[Dataset rows for apps and sites]
────────────────

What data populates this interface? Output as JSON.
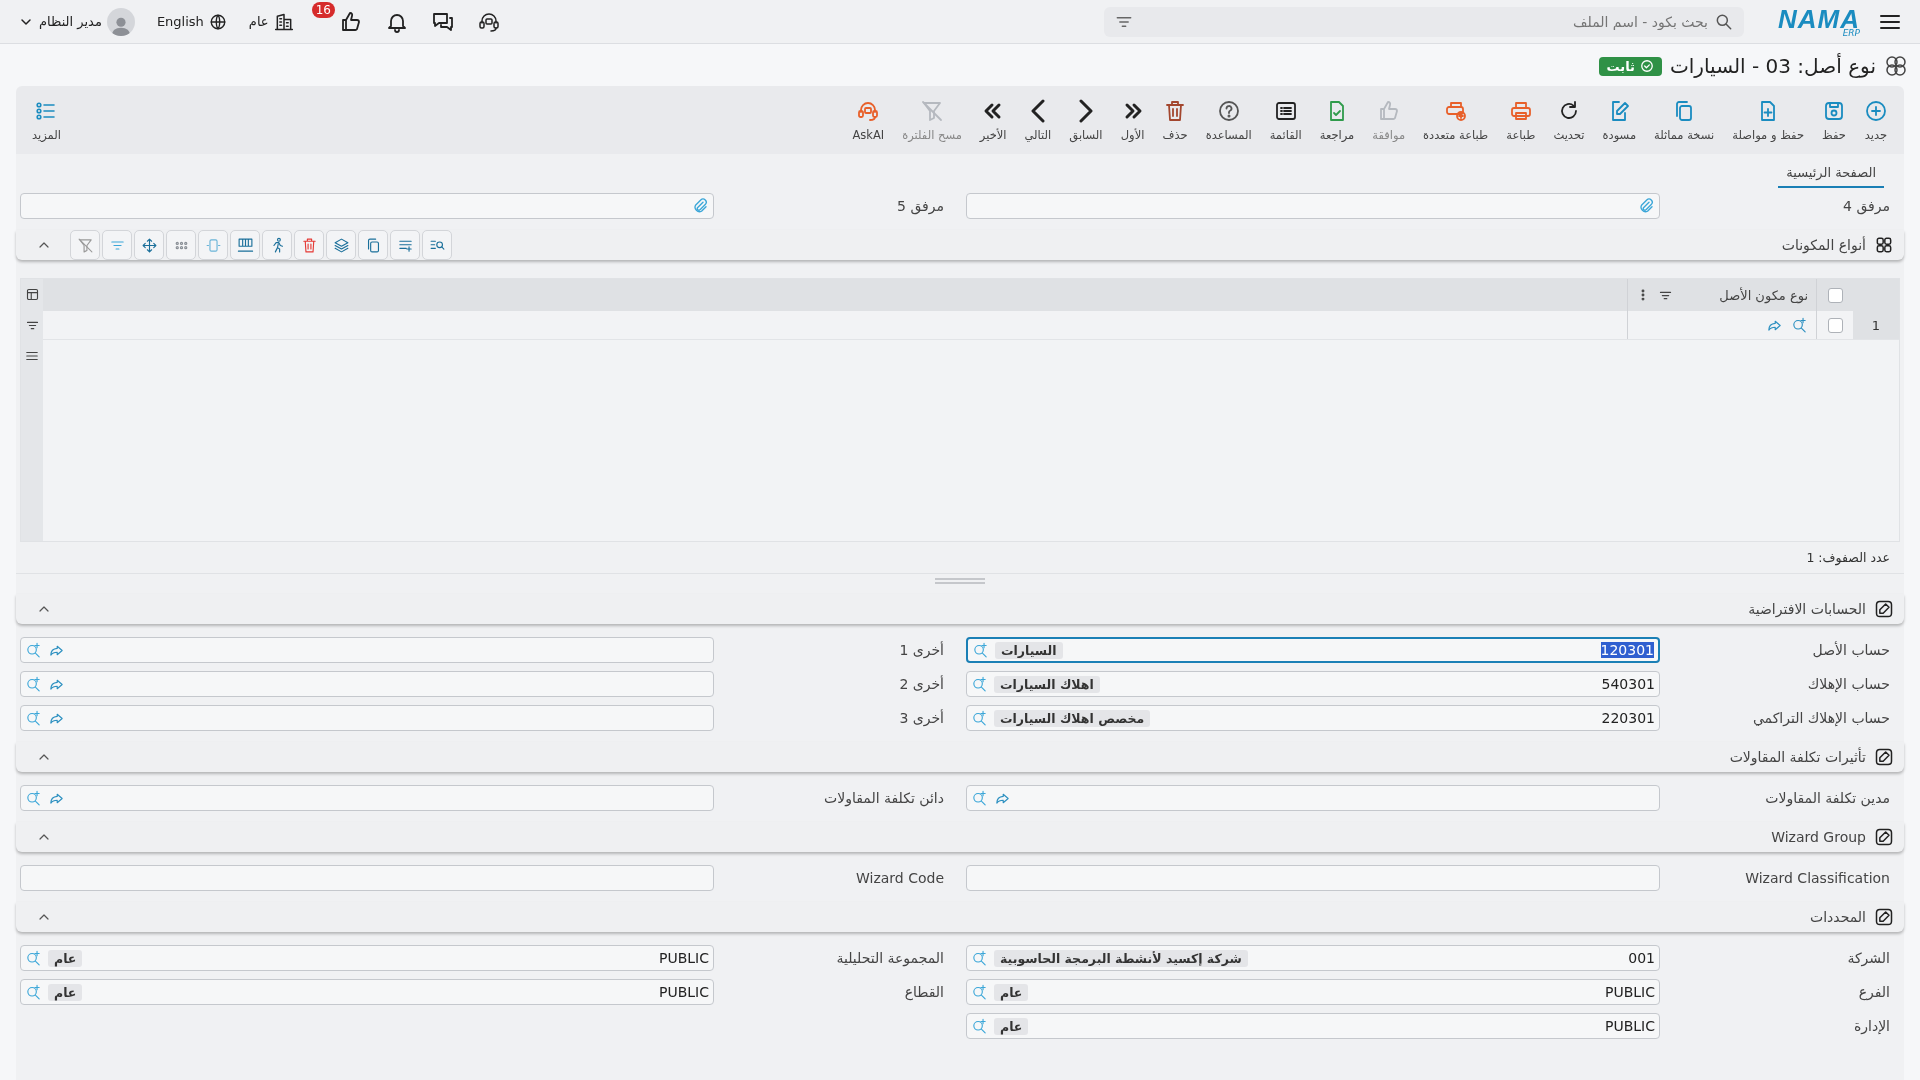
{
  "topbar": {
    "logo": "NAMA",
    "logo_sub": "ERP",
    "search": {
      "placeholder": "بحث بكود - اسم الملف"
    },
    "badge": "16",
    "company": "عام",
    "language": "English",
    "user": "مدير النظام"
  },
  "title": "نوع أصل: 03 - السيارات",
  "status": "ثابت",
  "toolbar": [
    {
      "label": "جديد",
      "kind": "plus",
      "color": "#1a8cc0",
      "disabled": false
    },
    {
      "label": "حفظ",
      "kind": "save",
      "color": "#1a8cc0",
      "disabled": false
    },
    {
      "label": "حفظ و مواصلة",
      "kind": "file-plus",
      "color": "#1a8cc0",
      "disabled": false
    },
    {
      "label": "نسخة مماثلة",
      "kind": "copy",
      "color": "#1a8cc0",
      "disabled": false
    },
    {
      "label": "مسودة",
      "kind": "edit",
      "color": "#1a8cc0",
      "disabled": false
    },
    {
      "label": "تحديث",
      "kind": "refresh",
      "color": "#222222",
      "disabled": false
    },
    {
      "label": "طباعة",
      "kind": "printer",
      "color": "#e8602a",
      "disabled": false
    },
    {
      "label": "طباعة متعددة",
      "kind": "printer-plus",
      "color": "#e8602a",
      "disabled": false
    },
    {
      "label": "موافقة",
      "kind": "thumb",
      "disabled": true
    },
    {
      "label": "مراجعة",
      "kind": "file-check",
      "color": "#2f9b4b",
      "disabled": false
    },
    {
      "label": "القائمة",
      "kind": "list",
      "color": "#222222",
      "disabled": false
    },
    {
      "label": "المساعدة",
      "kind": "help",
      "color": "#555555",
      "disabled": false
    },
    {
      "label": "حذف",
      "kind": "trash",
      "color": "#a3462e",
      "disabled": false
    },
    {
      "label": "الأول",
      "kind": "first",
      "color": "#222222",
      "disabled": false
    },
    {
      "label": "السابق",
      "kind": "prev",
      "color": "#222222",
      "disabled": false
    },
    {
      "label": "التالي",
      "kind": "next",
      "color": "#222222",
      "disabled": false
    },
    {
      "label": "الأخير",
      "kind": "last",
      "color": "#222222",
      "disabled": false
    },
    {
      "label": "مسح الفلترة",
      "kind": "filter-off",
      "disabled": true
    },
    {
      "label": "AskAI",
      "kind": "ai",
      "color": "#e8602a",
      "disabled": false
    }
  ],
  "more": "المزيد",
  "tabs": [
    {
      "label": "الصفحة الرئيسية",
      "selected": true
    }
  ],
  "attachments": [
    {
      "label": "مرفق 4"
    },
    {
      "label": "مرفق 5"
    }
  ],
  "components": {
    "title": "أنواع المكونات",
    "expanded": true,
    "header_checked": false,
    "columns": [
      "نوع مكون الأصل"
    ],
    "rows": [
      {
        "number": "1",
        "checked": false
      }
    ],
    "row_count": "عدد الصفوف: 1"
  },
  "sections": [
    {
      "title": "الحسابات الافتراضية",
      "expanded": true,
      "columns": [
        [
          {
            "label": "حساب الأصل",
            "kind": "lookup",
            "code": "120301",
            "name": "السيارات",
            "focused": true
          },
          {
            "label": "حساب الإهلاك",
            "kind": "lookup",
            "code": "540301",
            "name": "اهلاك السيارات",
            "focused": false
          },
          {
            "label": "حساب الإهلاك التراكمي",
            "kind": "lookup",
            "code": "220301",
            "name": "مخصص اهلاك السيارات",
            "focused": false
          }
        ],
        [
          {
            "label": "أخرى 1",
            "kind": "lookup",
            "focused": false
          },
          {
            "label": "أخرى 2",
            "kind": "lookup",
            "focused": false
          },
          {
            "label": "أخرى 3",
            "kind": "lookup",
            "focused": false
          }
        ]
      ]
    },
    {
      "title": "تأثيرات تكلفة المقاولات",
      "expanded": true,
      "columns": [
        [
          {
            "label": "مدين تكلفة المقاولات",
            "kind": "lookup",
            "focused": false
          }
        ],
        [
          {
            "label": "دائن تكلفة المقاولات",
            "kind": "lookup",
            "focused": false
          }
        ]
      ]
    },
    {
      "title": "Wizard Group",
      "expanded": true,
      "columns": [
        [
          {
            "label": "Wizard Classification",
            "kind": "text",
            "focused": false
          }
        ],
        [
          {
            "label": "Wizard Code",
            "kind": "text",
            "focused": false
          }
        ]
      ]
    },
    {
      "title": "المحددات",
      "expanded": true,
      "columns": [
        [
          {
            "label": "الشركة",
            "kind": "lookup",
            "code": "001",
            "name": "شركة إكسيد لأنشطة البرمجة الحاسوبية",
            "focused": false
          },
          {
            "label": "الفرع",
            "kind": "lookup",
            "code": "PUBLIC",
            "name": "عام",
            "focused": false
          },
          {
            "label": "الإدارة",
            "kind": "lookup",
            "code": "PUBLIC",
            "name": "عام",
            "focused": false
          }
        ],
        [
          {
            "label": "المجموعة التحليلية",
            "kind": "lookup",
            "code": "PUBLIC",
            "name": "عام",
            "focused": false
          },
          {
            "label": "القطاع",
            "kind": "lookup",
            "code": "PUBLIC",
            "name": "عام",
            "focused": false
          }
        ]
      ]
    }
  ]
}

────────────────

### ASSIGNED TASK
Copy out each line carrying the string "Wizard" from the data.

### SOLUTION FOR THIS PROBLEM
      "title": "Wizard Group",
            "label": "Wizard Classification",
            "label": "Wizard Code",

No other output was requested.